By Alex Comstock
Yesterday, I published a Q&A article with Brennen Nading from the TV show "The Breaking Point." We hit on a number of things to do with off-season preparation, but there was one thing he mentioned in one of his answers that I feel quite strongly about - how often you check your trail cameras.
I thought this would fit in nicely as today's tip of the week, not only because I think it's important, but because I believe it can make a major difference in your chances of success come fall.
Why It's Important
During the summer, everyone is talking about trail cameras. Heck, I love them as much as the next person. We all love seeing pictures of velvet bucks, dreaming about giants, and quite honestly, checking trail cameras can scratch that deer hunting itch. But, if you check a camera too many times, or too frequently over the course of a summer, you could be doing more harm than good (The exception here is if you have a trail camera in an area that vehicles or farm equipment frequent, and you can drive right up to the camera). If you have to walk through the timber, leave ground scent in an area, or have to disturb anything at all, do your best to refrain from checking that camera to at least monthly.
If you are able to scale it back a little bit, and stay out of the timber as much as possible throughout the summer, there is a much higher chance at encouraging daylight movement from a mature buck once deer season rolls around. I know it can be hard, but there is a big difference between getting pictures of a buck, and killing it.
There it is, another short and sweet tip of the week, but yet again important.

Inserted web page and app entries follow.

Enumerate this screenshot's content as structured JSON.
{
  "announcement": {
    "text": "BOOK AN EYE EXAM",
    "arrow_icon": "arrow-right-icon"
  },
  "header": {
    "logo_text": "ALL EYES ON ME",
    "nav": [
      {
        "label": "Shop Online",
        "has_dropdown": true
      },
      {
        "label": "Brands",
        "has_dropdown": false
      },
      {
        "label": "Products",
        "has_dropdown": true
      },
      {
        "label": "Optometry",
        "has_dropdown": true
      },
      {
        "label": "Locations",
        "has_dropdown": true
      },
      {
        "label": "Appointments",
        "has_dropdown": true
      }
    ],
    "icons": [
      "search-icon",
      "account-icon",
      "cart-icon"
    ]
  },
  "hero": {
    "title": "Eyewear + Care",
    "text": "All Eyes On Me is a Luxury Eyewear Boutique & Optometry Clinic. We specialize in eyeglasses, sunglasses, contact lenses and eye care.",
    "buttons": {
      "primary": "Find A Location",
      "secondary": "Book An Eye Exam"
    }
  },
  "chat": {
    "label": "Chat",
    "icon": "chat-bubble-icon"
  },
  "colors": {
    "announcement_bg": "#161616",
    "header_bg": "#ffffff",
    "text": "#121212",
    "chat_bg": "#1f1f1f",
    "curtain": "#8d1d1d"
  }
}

If you are someone who normally checks your trail cameras weekly, or even bi-weekly, try and hold off a little bit, and see if you notice an uptick in daylight movement when you do check those SD cards.